═══ Available records

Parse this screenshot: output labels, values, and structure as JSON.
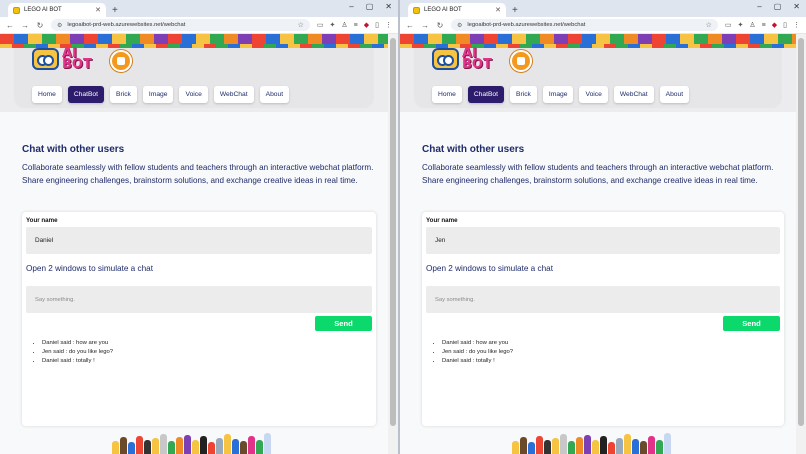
{
  "browser": {
    "tab_title": "LEGO AI BOT",
    "url": "legoaibot-prd-web.azurewebsites.net/webchat"
  },
  "site": {
    "logo_text_line1": "AI",
    "logo_text_line2": "BOT",
    "menu": [
      "Home",
      "ChatBot",
      "Brick",
      "Image",
      "Voice",
      "WebChat",
      "About"
    ],
    "active_menu": "ChatBot"
  },
  "page": {
    "title": "Chat with other users",
    "intro": "Collaborate seamlessly with fellow students and teachers through an interactive webchat platform. Share engineering challenges, brainstorm solutions, and exchange creative ideas in real time.",
    "name_label": "Your name",
    "subtitle": "Open 2 windows to simulate a chat",
    "message_placeholder": "Say something.",
    "send_label": "Send"
  },
  "windows": [
    {
      "user_name": "Daniel",
      "messages": [
        "Daniel said : how are you",
        "Jen said : do you like lego?",
        "Daniel said : totally !"
      ]
    },
    {
      "user_name": "Jen",
      "messages": [
        "Daniel said : how are you",
        "Jen said : do you like lego?",
        "Daniel said : totally !"
      ]
    }
  ],
  "colors": {
    "accent_navy": "#1f2b6b",
    "active_menu_bg": "#2d1b6b",
    "send_green": "#0cd96b",
    "logo_pink": "#e2338a"
  }
}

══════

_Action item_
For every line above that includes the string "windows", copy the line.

_Completed task_
    "subtitle": "Open 2 windows to simulate a chat",
  "windows": [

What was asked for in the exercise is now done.